» TASK DETAILS:
Where the word "icon" appears in a line below, copy the whole line.

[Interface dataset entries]
········

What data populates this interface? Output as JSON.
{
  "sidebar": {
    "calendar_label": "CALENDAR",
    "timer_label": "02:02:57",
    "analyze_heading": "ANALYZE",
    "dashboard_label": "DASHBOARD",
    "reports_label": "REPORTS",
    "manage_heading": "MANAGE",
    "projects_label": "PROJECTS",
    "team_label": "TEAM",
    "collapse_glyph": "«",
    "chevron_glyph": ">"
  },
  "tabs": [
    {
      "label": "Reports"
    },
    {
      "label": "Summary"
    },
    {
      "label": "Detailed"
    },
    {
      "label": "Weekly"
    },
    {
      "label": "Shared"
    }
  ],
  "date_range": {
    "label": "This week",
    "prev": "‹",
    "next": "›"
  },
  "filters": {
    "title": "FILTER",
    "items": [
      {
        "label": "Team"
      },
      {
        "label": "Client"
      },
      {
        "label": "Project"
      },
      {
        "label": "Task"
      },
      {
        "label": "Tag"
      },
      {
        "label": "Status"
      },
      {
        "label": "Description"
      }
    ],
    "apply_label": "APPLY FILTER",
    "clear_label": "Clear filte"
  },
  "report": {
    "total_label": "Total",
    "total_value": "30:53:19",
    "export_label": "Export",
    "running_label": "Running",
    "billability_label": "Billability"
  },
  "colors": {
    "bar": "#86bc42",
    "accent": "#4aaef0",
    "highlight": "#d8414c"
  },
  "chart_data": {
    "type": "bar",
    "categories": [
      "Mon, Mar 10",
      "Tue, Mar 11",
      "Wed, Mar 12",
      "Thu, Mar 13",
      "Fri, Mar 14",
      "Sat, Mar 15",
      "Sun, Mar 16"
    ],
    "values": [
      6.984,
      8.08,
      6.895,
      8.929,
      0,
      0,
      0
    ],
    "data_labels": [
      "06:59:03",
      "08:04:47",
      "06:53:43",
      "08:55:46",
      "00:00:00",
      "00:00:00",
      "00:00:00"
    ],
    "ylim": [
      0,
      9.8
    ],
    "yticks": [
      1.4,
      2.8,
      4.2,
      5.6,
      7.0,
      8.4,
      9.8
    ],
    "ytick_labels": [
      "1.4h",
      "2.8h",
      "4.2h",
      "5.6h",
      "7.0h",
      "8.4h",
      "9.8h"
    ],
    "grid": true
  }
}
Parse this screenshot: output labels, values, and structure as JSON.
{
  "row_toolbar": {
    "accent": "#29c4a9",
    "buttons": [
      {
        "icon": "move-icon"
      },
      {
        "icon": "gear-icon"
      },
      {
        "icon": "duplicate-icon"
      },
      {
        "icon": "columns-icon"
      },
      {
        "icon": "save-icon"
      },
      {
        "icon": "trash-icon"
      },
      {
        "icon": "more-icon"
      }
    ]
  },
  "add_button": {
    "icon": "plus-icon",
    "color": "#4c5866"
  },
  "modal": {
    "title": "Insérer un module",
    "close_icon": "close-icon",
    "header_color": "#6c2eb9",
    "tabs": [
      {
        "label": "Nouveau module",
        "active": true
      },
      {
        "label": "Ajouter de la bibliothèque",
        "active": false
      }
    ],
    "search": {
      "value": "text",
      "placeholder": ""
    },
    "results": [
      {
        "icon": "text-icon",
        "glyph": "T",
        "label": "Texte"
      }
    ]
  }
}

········

» SOLUTION TO THIS PROBLEM:
        "icon": "move-icon"
        "icon": "gear-icon"
        "icon": "duplicate-icon"
        "icon": "columns-icon"
        "icon": "save-icon"
        "icon": "trash-icon"
        "icon": "more-icon"
    "icon": "plus-icon",
    "close_icon": "close-icon",
        "icon": "text-icon",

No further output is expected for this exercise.